well, law and order is all about social control isn't it. Repression is the standard response to the social turbulence cause by the creative destruction of the market.

Mike Rann + Nathan Rees--- and Anna Bligh from what I understand--have bough into the conservative view that law is now the paramount agency of social control in that it has gradually replaced religion and morality as the basic instrument for achieving social order. Social control is necessary for preserving civilization since its main function is human control over "internal or human nature" which is absolutely necessary for the conquest of external, i.e. physical, nature. This control over human nature upholds civilized society and deters antisocial conduct which is at variance with the values of social order.

Hence more discipline and greater authority for the state.

its clear that you guys dont know anying thing about the the lebos trying to take over the brisbane drug scene and the police ignoring it while the bikies cleaned it up.

I can't say that I'm acquainted with the Brisbane drug scene (or any other, to be honest), but yeah it seems to me that this is just typical fascist legislation that is pretty common on all sides of politics in our 'brave new world' 21st Century.

I'm not saying that the bikies are cute and cuddly and I would guess that they've committed the odd crime or three, but an honest police force would just prosecute them for their crimes and if the problem is that they are hard to prosecute, surely we need smarter coppers, not repressive legislation.

I don't know about the drug scene in Brisbane.
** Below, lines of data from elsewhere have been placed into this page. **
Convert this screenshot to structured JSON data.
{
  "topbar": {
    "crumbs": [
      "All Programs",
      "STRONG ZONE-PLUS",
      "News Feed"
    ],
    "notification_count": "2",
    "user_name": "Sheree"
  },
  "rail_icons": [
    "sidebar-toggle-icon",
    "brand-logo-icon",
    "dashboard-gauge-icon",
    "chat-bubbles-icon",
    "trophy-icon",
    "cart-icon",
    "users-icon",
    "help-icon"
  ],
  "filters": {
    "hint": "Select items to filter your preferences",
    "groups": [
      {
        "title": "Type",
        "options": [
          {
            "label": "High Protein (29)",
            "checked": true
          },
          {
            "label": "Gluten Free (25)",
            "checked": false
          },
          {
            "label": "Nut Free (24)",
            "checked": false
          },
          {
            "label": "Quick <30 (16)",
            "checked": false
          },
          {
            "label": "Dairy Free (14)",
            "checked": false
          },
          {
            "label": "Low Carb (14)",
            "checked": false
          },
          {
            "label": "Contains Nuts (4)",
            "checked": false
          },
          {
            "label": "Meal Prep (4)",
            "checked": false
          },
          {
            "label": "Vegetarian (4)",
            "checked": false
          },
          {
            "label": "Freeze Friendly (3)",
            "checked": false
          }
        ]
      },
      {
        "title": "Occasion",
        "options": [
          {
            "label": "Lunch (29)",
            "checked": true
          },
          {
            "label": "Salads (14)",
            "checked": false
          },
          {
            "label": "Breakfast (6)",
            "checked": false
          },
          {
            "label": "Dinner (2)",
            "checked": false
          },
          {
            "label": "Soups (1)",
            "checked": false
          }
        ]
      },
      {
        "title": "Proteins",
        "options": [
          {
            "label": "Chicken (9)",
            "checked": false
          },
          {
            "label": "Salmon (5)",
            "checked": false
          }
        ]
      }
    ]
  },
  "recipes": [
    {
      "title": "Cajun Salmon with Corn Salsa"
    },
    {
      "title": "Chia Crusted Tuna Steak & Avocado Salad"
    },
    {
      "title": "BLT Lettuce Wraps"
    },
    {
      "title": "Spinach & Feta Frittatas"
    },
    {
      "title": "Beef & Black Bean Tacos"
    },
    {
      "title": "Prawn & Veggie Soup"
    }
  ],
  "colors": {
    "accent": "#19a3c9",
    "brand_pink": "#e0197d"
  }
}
Politicians miss a key point — which is that bikie gangs thrive on our refusal to decriminalise drugs. By continuing to criminalise drug use, the law and order poltiicians ensure that criminal gangs can make a serious buck out of flogging illegal product, with the super profits that inevitably go with it.